- Insert a USB flash drive to your laptop.
- Create the necessary folder structure of the project on the USB flash drive (e.g. d:\Frc\2010).
- 'cd' into the directory where the project root folder will be created. For example,
- Clone the project from the server. For example,
hg clone http://proj.titanrobotics.net/hg/Frc/2010/codeOr you can clone it from your laptop directly. For example,
hg clone c:\Users\John\Projects\Frc\2010\code
- When this is done, you have a complete copy of the project repository on the USB flash drive.
- In the repository of your laptop, modify the mercurial project configuration (e.g. c:\Users\John\Projects\Frc\2010\code\.hg\hgrc) to add the following line to the [path] section. For example,
[path] FlashDrive = d:\Frc\2010\code
- After you commit your changes to your laptop's repository, you can now push the changes to the flash drive by
hg push FlashDrive
- If you pass on the flash drive to your team member.
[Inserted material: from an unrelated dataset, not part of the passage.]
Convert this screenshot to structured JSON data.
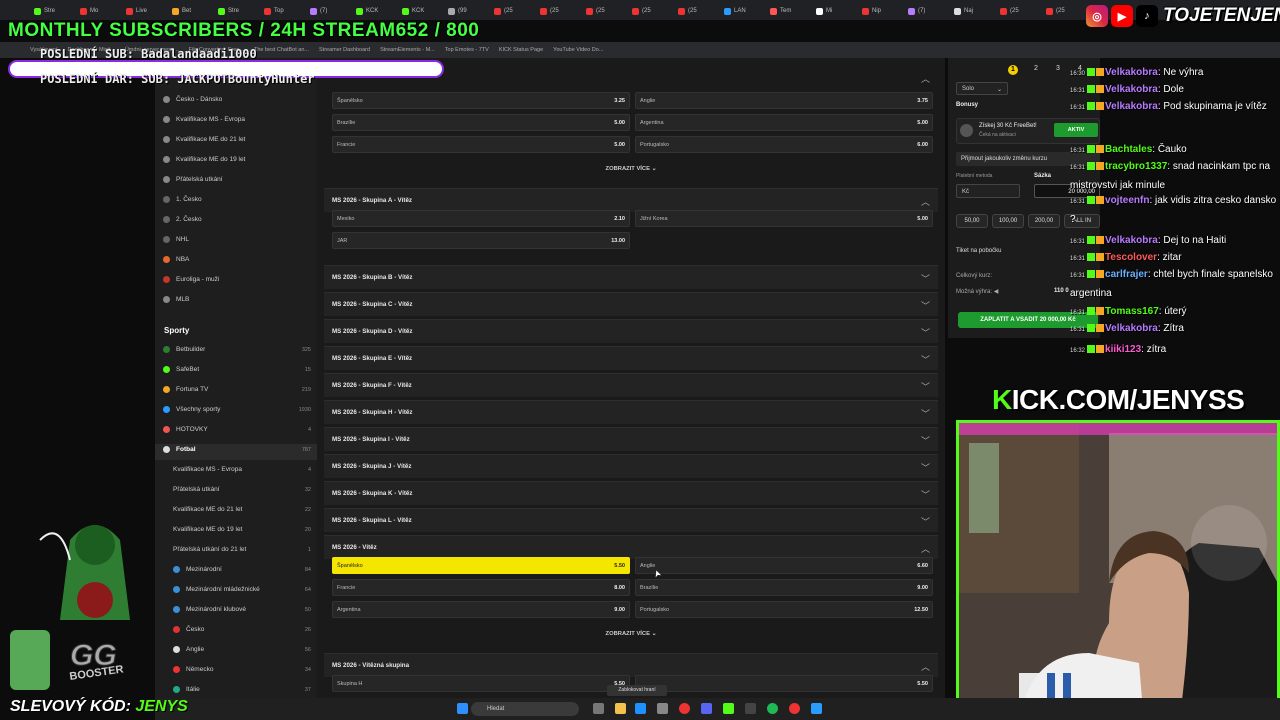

The flash drive may show up with a different drive letter on her laptop (e.g. e:). She needs to add the corresponding line in her project configuration file (e.g. c:\Users\Jane\Projects\Frc\2010\code\.hg\hgrc). For example,
FlashDrive = e:\Frc\2010\code
- Now she can pull your changes from the flash drive by
cd c:\Users\Jane\Projects\Frc\2010\code hg pull FlashDrive
- Then she can update her files by
- Alternatively, you can also explicitly specify the path of the remote repository such as
hg pull d:\Frc\2010\code or hg push http://proj.titanrobotics.net/hg/Frc/2010/code